> Instructions for the task: Scan the records for lines with the word "orientation", and copy every such line.

> Records to use:

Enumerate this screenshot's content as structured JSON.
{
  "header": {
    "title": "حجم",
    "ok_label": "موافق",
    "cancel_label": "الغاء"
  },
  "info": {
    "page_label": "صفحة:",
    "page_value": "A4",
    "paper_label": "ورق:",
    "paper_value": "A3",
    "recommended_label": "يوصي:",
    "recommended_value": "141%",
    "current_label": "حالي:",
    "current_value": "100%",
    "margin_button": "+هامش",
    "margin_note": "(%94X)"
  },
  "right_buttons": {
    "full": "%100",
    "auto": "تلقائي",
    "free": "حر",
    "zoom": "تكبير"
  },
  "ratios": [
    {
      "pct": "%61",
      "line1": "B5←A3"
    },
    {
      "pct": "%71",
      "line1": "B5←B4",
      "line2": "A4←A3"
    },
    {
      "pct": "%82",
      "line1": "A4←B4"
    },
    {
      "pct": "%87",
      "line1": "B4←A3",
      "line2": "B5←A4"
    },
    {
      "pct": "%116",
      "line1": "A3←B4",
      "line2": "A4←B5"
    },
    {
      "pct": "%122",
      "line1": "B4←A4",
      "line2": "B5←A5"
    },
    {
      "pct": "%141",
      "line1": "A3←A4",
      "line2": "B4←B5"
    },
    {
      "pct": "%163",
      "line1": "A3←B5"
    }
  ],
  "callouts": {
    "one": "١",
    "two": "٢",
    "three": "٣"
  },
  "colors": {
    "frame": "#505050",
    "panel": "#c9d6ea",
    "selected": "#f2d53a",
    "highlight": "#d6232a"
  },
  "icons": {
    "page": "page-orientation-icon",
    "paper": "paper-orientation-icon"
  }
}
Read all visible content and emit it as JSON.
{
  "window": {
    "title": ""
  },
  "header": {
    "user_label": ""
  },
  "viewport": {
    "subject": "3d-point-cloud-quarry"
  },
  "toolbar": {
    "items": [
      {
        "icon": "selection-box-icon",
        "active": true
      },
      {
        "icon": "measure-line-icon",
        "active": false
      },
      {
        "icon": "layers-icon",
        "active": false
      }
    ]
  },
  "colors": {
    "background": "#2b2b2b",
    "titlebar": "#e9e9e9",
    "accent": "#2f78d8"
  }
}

> Output for this exercise:
    "page": "page-orientation-icon",
    "paper": "paper-orientation-icon"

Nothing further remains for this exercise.